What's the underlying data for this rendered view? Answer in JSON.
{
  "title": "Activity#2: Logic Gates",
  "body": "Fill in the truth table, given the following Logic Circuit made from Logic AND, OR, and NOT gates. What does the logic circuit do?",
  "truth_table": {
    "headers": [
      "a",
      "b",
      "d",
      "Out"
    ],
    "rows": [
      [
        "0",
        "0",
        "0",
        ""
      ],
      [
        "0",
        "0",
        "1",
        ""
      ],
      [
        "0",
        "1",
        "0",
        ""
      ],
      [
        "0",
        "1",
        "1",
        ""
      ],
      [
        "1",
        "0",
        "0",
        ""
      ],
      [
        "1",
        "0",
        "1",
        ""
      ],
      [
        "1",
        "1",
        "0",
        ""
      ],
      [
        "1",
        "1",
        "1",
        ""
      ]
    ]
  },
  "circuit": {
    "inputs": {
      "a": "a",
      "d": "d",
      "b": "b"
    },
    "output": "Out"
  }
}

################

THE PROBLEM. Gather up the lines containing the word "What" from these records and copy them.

SOLVED PROBLEM.
What's the underlying data for this rendered view? Answer in JSON.
  "body": "Fill in the truth table, given the following Logic Circuit made from Logic AND, OR, and NOT gates. What does the logic circuit do?",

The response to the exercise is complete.